Mentoring by Jim Constable
My first 6 months of Phase mentoring coincided with a two day Mental Health First Aid (MHFA) course at work.
I know there are many reasons why young people have a mentor, and many benefits. And I know that a MHFA course is about First Aid, not counselling. And I know that not all young people have mental health challenges. And yet there were still some things from the course that are useful to have in mind when talking to young people.
The course introduced some useful steps:
- Approach, Assess, Assist with any crisis. So if you think someone is in need of first aid – mentally. Don’t walk on by (just as you wouldn’t do if people needed physical first aid)
- Listen and communicate non-judgementally (there are three parts to that. Listen, communicate and don’t judge – that might be hard)
- Give information and support – so be supportive
- Encourage professional help e.g. GP, or a mental health charity
- Encourage other supports – so encourage people to consider seeking support from friends and family. That could mean telling friends and family for the first time that you have a mental health challenge
The three key messages for me, from the course, that are applicable to mentoring are:
- That people sometimes benefit from talking to someone else about their situation. This is common knowledge of course. But sometimes, sometimes, people need encouragement to talk. And a supportive, non-judgemental approach can help with that. One where you’re putting the person first, not trying to force a particular solution, but just start with caring.
- That you don’t need to be an expert or have all the answers to be able to help someone with a situation or challenge they’re facing. Talking, listening and helping them consider options can be extremely valuable to someone.

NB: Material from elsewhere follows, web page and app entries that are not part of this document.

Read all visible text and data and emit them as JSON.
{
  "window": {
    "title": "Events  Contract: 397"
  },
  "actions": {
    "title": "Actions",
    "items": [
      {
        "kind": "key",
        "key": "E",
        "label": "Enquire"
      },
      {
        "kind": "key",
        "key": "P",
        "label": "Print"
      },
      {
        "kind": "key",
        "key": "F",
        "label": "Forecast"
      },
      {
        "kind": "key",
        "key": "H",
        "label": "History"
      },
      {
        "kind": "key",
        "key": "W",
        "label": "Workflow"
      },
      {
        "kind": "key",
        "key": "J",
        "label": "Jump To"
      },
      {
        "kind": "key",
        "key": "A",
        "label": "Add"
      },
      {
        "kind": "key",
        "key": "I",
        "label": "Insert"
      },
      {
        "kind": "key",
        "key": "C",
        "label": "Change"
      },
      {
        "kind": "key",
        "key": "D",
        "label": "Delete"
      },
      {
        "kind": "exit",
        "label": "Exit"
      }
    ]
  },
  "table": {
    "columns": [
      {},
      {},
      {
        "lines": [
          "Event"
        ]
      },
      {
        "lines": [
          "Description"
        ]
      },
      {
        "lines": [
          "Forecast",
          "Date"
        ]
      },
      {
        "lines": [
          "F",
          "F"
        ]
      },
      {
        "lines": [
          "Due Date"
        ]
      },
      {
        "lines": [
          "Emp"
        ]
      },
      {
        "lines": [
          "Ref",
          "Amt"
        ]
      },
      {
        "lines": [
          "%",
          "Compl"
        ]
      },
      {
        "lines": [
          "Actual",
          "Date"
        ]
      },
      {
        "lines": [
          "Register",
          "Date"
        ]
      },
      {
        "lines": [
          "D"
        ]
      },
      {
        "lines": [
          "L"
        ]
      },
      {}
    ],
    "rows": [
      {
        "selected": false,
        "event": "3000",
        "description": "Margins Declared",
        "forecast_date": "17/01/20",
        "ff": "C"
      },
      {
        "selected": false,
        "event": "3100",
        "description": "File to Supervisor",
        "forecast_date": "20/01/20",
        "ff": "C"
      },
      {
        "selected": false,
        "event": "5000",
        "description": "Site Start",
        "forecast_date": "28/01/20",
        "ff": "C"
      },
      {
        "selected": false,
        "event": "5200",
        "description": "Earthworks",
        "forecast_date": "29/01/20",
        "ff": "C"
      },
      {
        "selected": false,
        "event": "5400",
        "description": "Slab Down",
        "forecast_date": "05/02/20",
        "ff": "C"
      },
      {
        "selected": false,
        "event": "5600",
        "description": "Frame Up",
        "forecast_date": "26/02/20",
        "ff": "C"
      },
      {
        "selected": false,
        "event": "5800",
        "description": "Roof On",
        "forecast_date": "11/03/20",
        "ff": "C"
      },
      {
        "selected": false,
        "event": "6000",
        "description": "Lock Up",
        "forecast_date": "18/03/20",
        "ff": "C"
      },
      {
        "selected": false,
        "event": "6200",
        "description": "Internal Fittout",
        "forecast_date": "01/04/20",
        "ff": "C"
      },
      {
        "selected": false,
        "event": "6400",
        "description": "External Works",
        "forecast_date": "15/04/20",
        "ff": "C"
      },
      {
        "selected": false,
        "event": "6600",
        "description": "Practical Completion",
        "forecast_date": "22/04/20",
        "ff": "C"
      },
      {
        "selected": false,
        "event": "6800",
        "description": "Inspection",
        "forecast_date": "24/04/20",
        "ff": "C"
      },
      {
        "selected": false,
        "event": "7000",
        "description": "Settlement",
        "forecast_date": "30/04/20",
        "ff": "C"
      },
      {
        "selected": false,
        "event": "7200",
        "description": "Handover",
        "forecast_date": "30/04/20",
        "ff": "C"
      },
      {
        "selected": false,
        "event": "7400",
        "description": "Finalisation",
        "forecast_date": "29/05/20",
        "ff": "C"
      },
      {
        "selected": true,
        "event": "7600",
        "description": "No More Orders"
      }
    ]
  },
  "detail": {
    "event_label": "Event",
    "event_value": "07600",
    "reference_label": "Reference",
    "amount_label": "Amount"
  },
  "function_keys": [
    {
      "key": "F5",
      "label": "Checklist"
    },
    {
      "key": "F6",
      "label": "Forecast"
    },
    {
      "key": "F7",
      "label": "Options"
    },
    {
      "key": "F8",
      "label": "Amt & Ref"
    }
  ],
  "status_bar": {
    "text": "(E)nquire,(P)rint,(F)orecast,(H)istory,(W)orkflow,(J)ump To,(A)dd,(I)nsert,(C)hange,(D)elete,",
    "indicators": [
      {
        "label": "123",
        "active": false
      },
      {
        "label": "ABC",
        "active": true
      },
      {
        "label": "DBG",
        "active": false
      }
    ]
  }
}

- That people’s – and their lives – can be wonderful, varied, unexpected, tough, inspirational and nothing like yours. Being open-minded in helping people to use all the resources that we human’s have to keep going, can be hard but extremely rewarding.
Jim Constable (PHASE Mentor)